How Do You Measure a Year?
Parents often say that the time with their children flies by. But what if you document them on the same day every year, what story does it tell? How do they change? American therapist turned film director Jay Rosenblatt — who was nominated in this category for a different film last year — interrogates this question in “How Do You Measure a Year?” which features 17 years of birthday interviews with his daughter Ella — from age two to 18. “In this film we see this girl grow into a woman, both physically, emotionally, and psychologically,” Rosenblatt said in one interview. “It’s kind of like watching time.” Among the questions put to Ella by her father are: What do you dream about? What scares you? What do you think about our relationship? What’s the most important thing to you? To the latter she answers “my family” before pausing to ask “does my dog count?” The Radio Times said the documentary is “a little story about growing up and the love between father and daughter.”
Laura Dixon is an associate editor at GIJN and a freelance journalist from the UK. She has reported from Colombia, the US, and Mexico, and her work has been published by The Times, The Washington Post, and The Atlantic.

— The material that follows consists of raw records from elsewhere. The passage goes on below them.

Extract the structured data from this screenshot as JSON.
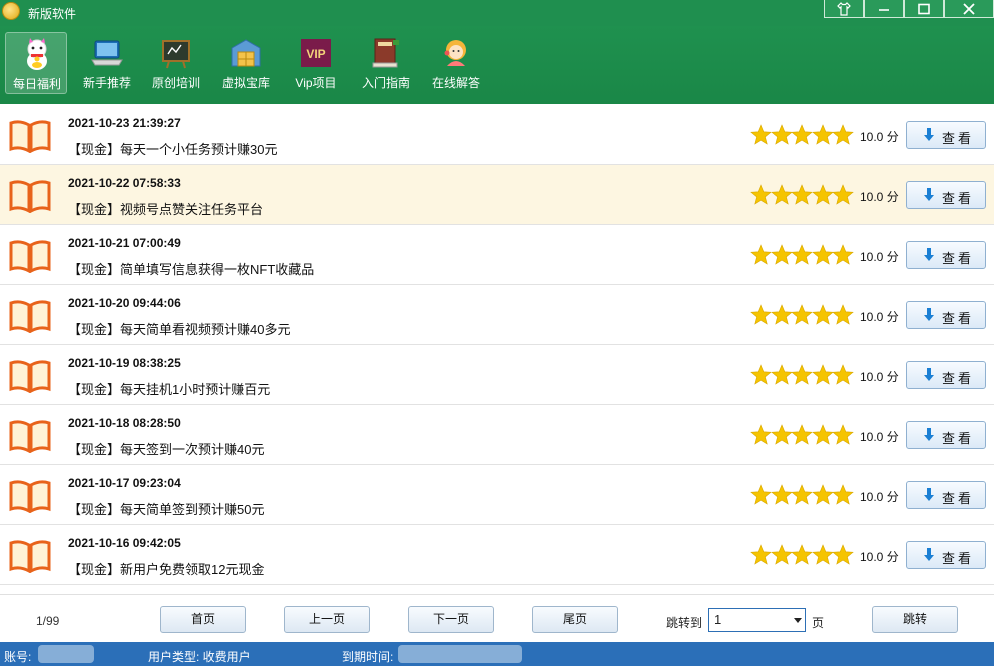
{
  "window": {
    "title": "新版软件",
    "controls": [
      "shirt-icon",
      "minimize-icon",
      "maximize-icon",
      "close-icon"
    ]
  },
  "toolbar": {
    "items": [
      {
        "label": "每日福利",
        "icon": "lucky-cat-icon",
        "active": true
      },
      {
        "label": "新手推荐",
        "icon": "laptop-icon",
        "active": false
      },
      {
        "label": "原创培训",
        "icon": "blackboard-icon",
        "active": false
      },
      {
        "label": "虚拟宝库",
        "icon": "warehouse-icon",
        "active": false
      },
      {
        "label": "Vip项目",
        "icon": "vip-icon",
        "active": false,
        "icon_text": "VIP"
      },
      {
        "label": "入门指南",
        "icon": "books-icon",
        "active": false
      },
      {
        "label": "在线解答",
        "icon": "support-agent-icon",
        "active": false
      }
    ]
  },
  "list": {
    "items": [
      {
        "date": "2021-10-23 21:39:27",
        "title": "【现金】每天一个小任务预计赚30元",
        "rating": 5,
        "score": "10.0 分",
        "button": "查看"
      },
      {
        "date": "2021-10-22 07:58:33",
        "title": "【现金】视频号点赞关注任务平台",
        "rating": 5,
        "score": "10.0 分",
        "button": "查看"
      },
      {
        "date": "2021-10-21 07:00:49",
        "title": "【现金】简单填写信息获得一枚NFT收藏品",
        "rating": 5,
        "score": "10.0 分",
        "button": "查看"
      },
      {
        "date": "2021-10-20 09:44:06",
        "title": "【现金】每天简单看视频预计赚40多元",
        "rating": 5,
        "score": "10.0 分",
        "button": "查看"
      },
      {
        "date": "2021-10-19 08:38:25",
        "title": "【现金】每天挂机1小时预计赚百元",
        "rating": 5,
        "score": "10.0 分",
        "button": "查看"
      },
      {
        "date": "2021-10-18 08:28:50",
        "title": "【现金】每天签到一次预计赚40元",
        "rating": 5,
        "score": "10.0 分",
        "button": "查看"
      },
      {
        "date": "2021-10-17 09:23:04",
        "title": "【现金】每天简单签到预计赚50元",
        "rating": 5,
        "score": "10.0 分",
        "button": "查看"
      },
      {
        "date": "2021-10-16 09:42:05",
        "title": "【现金】新用户免费领取12元现金",
        "rating": 5,
        "score": "10.0 分",
        "button": "查看"
      }
    ],
    "highlight_color": "#fdf6e1"
  },
  "pager": {
    "page_count": "1/99",
    "first": "首页",
    "prev": "上一页",
    "next": "下一页",
    "last": "尾页",
    "jump_label": "跳转到",
    "jump_value": "1",
    "page_unit": "页",
    "jump_button": "跳转"
  },
  "status": {
    "account_label": "账号:",
    "user_type": "用户类型: 收费用户",
    "expire_label": "到期时间:"
  },
  "colors": {
    "brand_green": "#1f8f4f",
    "status_blue": "#2b6fb8",
    "star": "#f5c400"
  }
}
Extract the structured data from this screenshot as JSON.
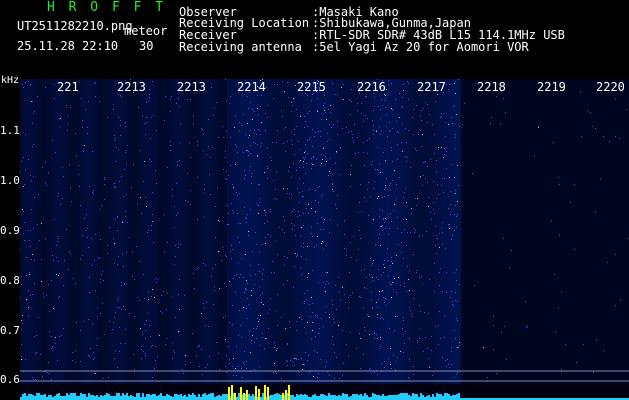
{
  "header": {
    "brand": "H R O F F T",
    "filename": "UT2511282210.png",
    "product": "meteor",
    "datetime": "25.11.28 22:10",
    "interval": "30"
  },
  "info": [
    {
      "label": "Observer",
      "value": ":Masaki Kano"
    },
    {
      "label": "Receiving Location",
      "value": ":Shibukawa,Gunma,Japan"
    },
    {
      "label": "Receiver",
      "value": ":RTL-SDR SDR# 43dB L15 114.1MHz USB"
    },
    {
      "label": "Receiving antenna",
      "value": ":5el Yagi Az 20 for Aomori VOR"
    }
  ],
  "axis": {
    "unit": "kHz",
    "y_ticks": [
      "1.1",
      "1.0",
      "0.9",
      "0.8",
      "0.7",
      "0.6"
    ],
    "x_ticks": [
      "221",
      "2213",
      "2213",
      "2214",
      "2215",
      "2216",
      "2217",
      "2218",
      "2219",
      "2220"
    ]
  },
  "colors": {
    "background": "#000000",
    "signal_low": "#0a1a8c",
    "signal_high": "#33ffee",
    "text": "#ffffff",
    "brand": "#22ee22",
    "baseline_bar": "#22ccff",
    "peak_bar": "#ffff00"
  }
}
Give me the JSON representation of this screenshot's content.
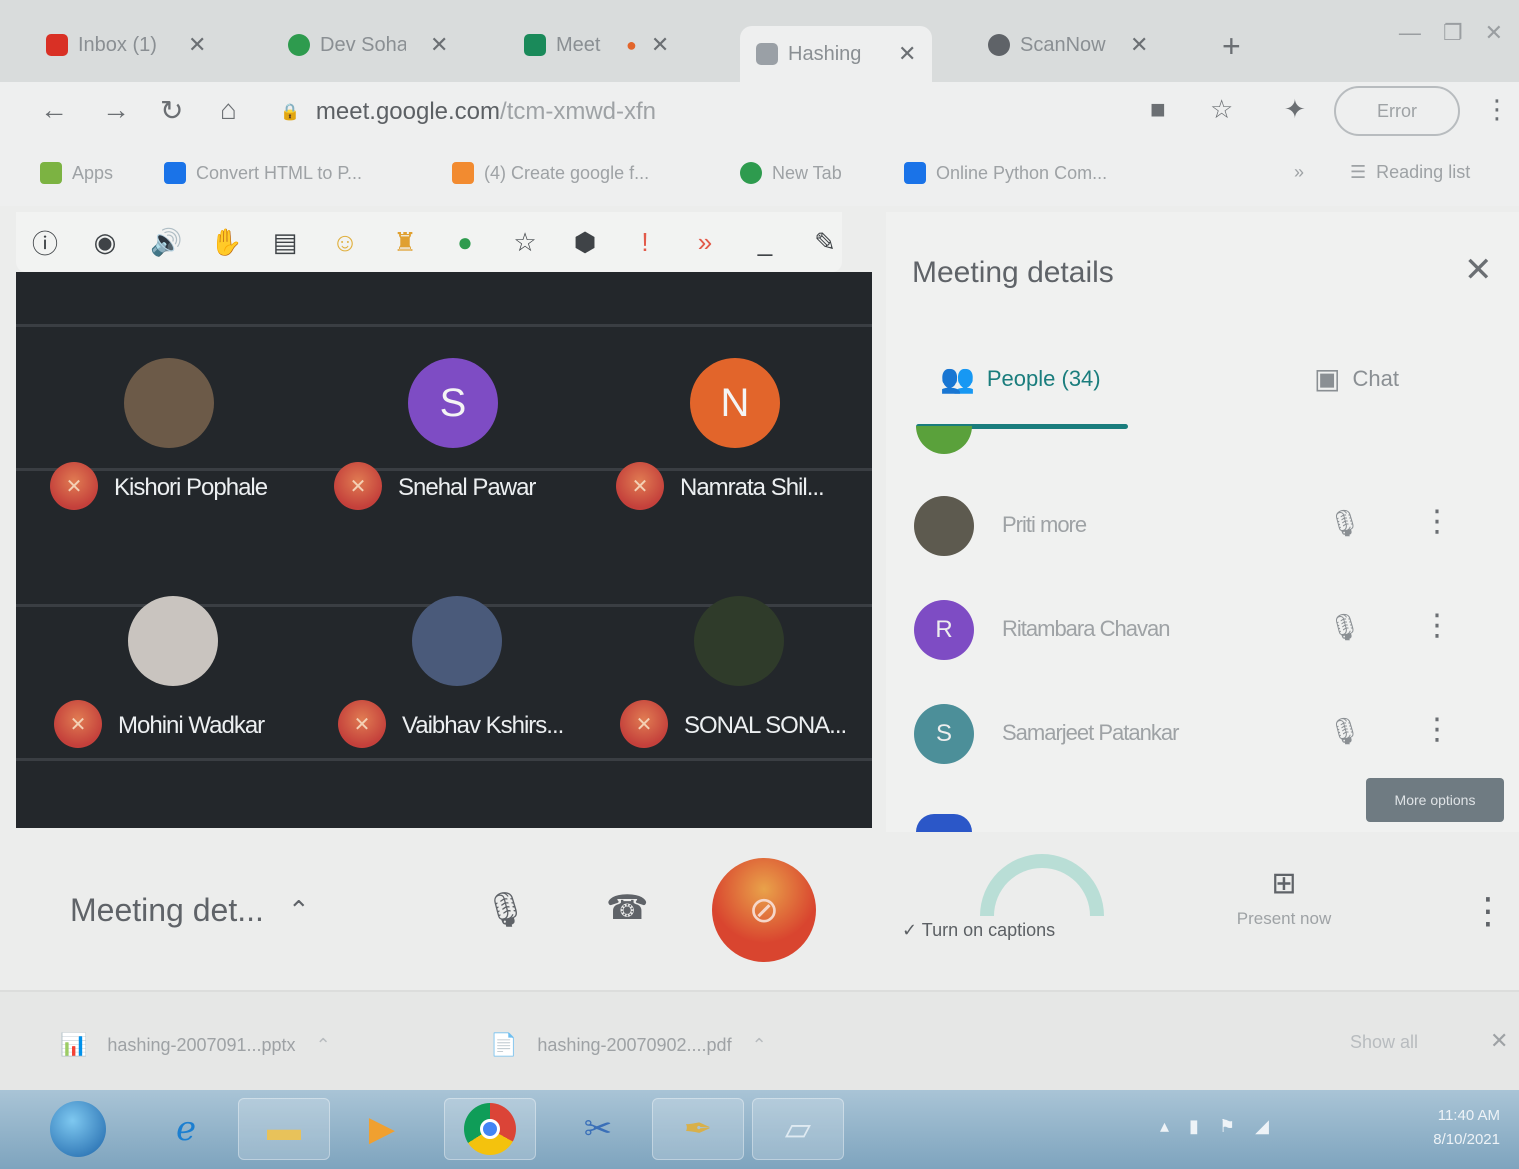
{
  "browser": {
    "tabs": [
      {
        "label": "Inbox (1)",
        "color": "#d93025",
        "close": "✕"
      },
      {
        "label": "Dev Sohai",
        "color": "#2e9b4e",
        "close": "✕"
      },
      {
        "label": "Meet",
        "color": "#1a8a5a",
        "close": "✕"
      },
      {
        "label": "Hashing",
        "color": "#9aa0a6",
        "close": "✕"
      },
      {
        "label": "ScanNow",
        "color": "#5f6368",
        "close": "✕"
      }
    ],
    "new_tab": "+",
    "url_host": "meet.google.com",
    "url_path": "/tcm-xmwd-xfn",
    "profile_label": "Error",
    "bookmarks": [
      {
        "label": "Apps",
        "color": "#7cb342"
      },
      {
        "label": "Convert HTML to P...",
        "color": "#1a73e8"
      },
      {
        "label": "(4) Create google f...",
        "color": "#f28b30"
      },
      {
        "label": "New Tab",
        "color": "#2e9b4e"
      },
      {
        "label": "Online Python Com...",
        "color": "#1a73e8"
      }
    ],
    "reading_list": "Reading list"
  },
  "participants": [
    {
      "name": "Kishori Pophale",
      "initial": "",
      "avatar_color": "#6c5a48"
    },
    {
      "name": "Snehal Pawar",
      "initial": "S",
      "avatar_color": "#7e4cc4"
    },
    {
      "name": "Namrata Shil...",
      "initial": "N",
      "avatar_color": "#e2652b"
    },
    {
      "name": "Mohini Wadkar",
      "initial": "",
      "avatar_color": "#c9c4bf"
    },
    {
      "name": "Vaibhav Kshirs...",
      "initial": "",
      "avatar_color": "#4a5a7a"
    },
    {
      "name": "SONAL SONA...",
      "initial": "",
      "avatar_color": "#2f3b2a"
    }
  ],
  "panel": {
    "title": "Meeting details",
    "people_tab": "People (34)",
    "chat_tab": "Chat",
    "people": [
      {
        "name": "Priti more",
        "initial": "",
        "avatar_color": "#5d5a4f"
      },
      {
        "name": "Ritambara Chavan",
        "initial": "R",
        "avatar_color": "#7e4cc4"
      },
      {
        "name": "Samarjeet Patankar",
        "initial": "S",
        "avatar_color": "#4c8f99"
      }
    ],
    "tooltip": "More options"
  },
  "callbar": {
    "meeting_details": "Meeting det...",
    "captions": "Turn on captions",
    "present": "Present now"
  },
  "downloads": [
    {
      "label": "hashing-2007091...pptx",
      "icon": "📊"
    },
    {
      "label": "hashing-20070902....pdf",
      "icon": "📄"
    }
  ],
  "show_all": "Show all",
  "clock": {
    "time": "11:40 AM",
    "date": "8/10/2021"
  }
}
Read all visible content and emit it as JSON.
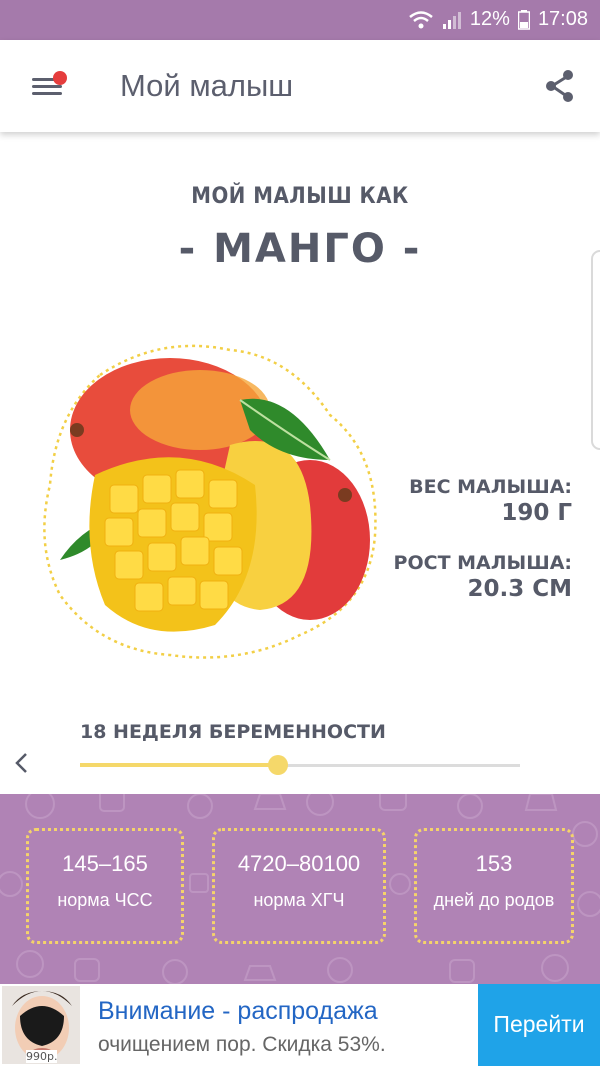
{
  "status_bar": {
    "battery": "12%",
    "time": "17:08"
  },
  "app_bar": {
    "title": "Мой малыш"
  },
  "header": {
    "subtitle": "МОЙ МАЛЫШ КАК",
    "fruit": "- МАНГО -"
  },
  "stats": {
    "weight_label": "ВЕС МАЛЫША:",
    "weight_value": "190 Г",
    "height_label": "РОСТ МАЛЫША:",
    "height_value": "20.3 СМ"
  },
  "week": {
    "label": "18 НЕДЕЛЯ БЕРЕМЕННОСТИ",
    "progress": 0.45
  },
  "info_boxes": [
    {
      "value": "145–165",
      "caption": "норма ЧСС"
    },
    {
      "value": "4720–80100",
      "caption": "норма ХГЧ"
    },
    {
      "value": "153",
      "caption": "дней до родов"
    }
  ],
  "ad": {
    "price": "990р.",
    "title": "Внимание - распродажа",
    "text": "очищением пор. Скидка 53%.",
    "button": "Перейти"
  },
  "colors": {
    "purple": "#b083b5",
    "status_bar": "#a57aab",
    "accent_yellow": "#f5d86a",
    "text_dark": "#565a68",
    "ad_blue": "#1fa3e8"
  },
  "icons": [
    "wifi-icon",
    "signal-icon",
    "battery-icon",
    "menu-icon",
    "notification-dot",
    "share-icon",
    "chevron-left-icon"
  ]
}
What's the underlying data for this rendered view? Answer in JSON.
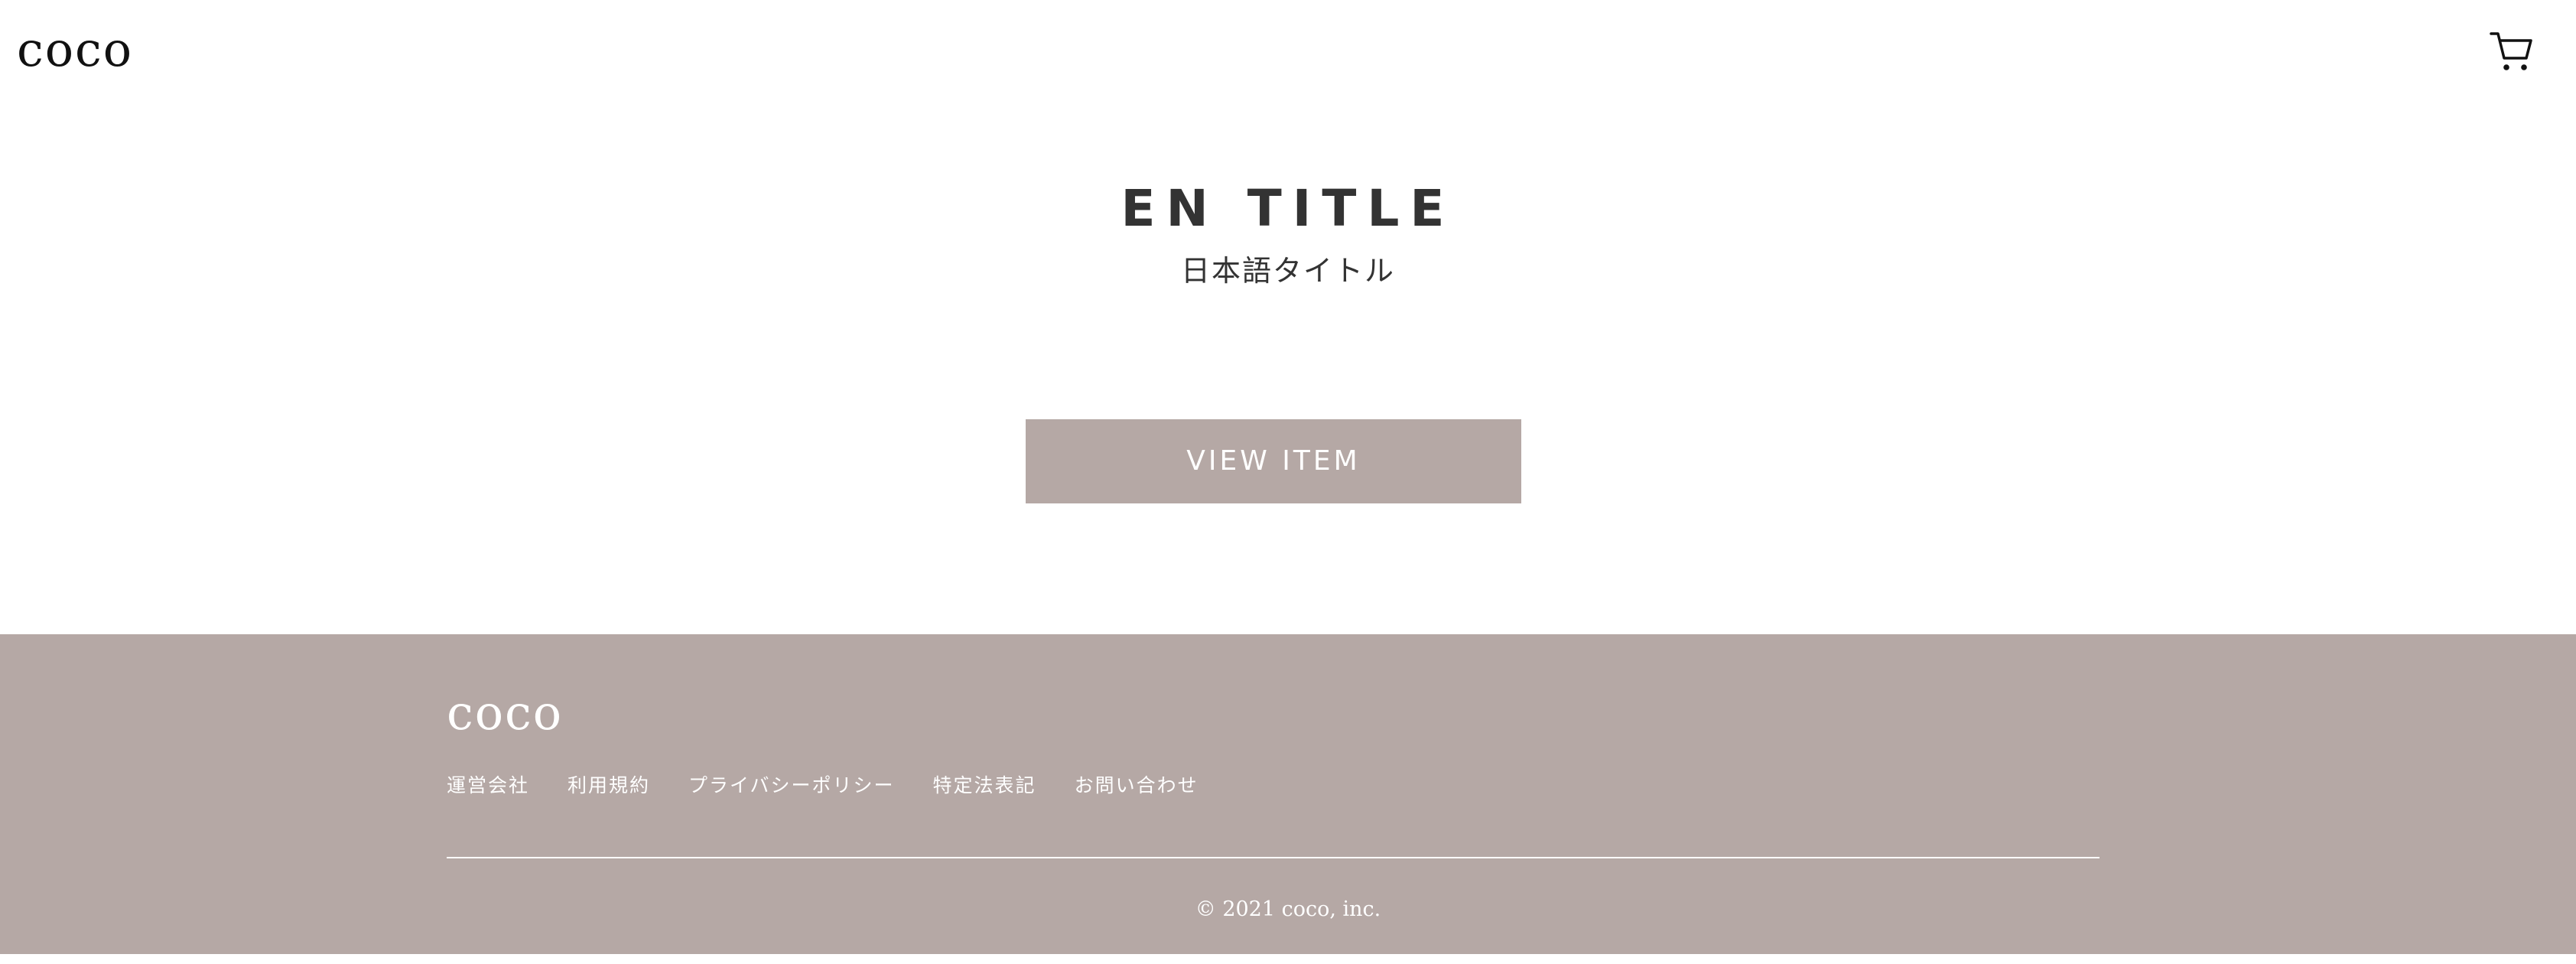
{
  "header": {
    "logo": "coco",
    "cart_icon": "shopping-cart-icon"
  },
  "hero": {
    "title": "EN TITLE",
    "subtitle": "日本語タイトル",
    "button_label": "VIEW ITEM"
  },
  "footer": {
    "logo": "coco",
    "links": [
      {
        "label": "運営会社"
      },
      {
        "label": "利用規約"
      },
      {
        "label": "プライバシーポリシー"
      },
      {
        "label": "特定法表記"
      },
      {
        "label": "お問い合わせ"
      }
    ],
    "copyright": "© 2021 coco, inc."
  },
  "colors": {
    "accent": "#b5a8a5",
    "text": "#333333",
    "background": "#ffffff"
  }
}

She has received fellowships from the IWMF and the Pulitzer Center.